== What the exercise asks ==
Every record must appear in your reply exactly as written.

═══ Exercise data ═══

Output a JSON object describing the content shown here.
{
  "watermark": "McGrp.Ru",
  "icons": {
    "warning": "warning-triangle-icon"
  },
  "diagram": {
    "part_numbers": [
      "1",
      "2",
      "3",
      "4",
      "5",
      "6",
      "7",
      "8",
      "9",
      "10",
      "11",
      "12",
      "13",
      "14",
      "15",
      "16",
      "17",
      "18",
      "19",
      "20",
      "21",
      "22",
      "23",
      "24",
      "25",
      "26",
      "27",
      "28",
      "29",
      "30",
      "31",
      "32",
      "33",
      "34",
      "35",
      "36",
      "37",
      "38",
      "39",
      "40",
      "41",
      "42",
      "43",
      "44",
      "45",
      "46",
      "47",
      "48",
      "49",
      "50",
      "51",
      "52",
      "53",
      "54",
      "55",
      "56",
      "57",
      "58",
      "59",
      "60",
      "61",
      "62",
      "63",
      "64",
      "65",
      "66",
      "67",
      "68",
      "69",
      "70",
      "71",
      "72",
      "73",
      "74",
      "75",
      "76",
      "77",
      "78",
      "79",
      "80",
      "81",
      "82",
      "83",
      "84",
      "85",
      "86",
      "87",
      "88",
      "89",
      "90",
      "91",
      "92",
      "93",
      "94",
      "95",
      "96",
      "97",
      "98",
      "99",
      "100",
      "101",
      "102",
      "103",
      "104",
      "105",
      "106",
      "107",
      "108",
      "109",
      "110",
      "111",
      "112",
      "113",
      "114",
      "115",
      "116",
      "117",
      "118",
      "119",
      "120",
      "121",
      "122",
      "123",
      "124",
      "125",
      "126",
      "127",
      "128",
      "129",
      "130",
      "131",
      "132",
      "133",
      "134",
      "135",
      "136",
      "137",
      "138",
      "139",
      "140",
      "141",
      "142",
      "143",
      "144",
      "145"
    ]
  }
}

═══

== Output for this task ==
Output a JSON object describing the content shown here.
{
  "watermark": "McGrp.Ru",
  "icons": {
    "warning": "warning-triangle-icon"
  },
  "diagram": {
    "part_numbers": [
      "1",
      "2",
      "3",
      "4",
      "5",
      "6",
      "7",
      "8",
      "9",
      "10",
      "11",
      "12",
      "13",
      "14",
      "15",
      "16",
      "17",
      "18",
      "19",
      "20",
      "21",
      "22",
      "23",
      "24",
      "25",
      "26",
      "27",
      "28",
      "29",
      "30",
      "31",
      "32",
      "33",
      "34",
      "35",
      "36",
      "37",
      "38",
      "39",
      "40",
      "41",
      "42",
      "43",
      "44",
      "45",
      "46",
      "47",
      "48",
      "49",
      "50",
      "51",
      "52",
      "53",
      "54",
      "55",
      "56",
      "57",
      "58",
      "59",
      "60",
      "61",
      "62",
      "63",
      "64",
      "65",
      "66",
      "67",
      "68",
      "69",
      "70",
      "71",
      "72",
      "73",
      "74",
      "75",
      "76",
      "77",
      "78",
      "79",
      "80",
      "81",
      "82",
      "83",
      "84",
      "85",
      "86",
      "87",
      "88",
      "89",
      "90",
      "91",
      "92",
      "93",
      "94",
      "95",
      "96",
      "97",
      "98",
      "99",
      "100",
      "101",
      "102",
      "103",
      "104",
      "105",
      "106",
      "107",
      "108",
      "109",
      "110",
      "111",
      "112",
      "113",
      "114",
      "115",
      "116",
      "117",
      "118",
      "119",
      "120",
      "121",
      "122",
      "123",
      "124",
      "125",
      "126",
      "127",
      "128",
      "129",
      "130",
      "131",
      "132",
      "133",
      "134",
      "135",
      "136",
      "137",
      "138",
      "139",
      "140",
      "141",
      "142",
      "143",
      "144",
      "145"
    ]
  }
}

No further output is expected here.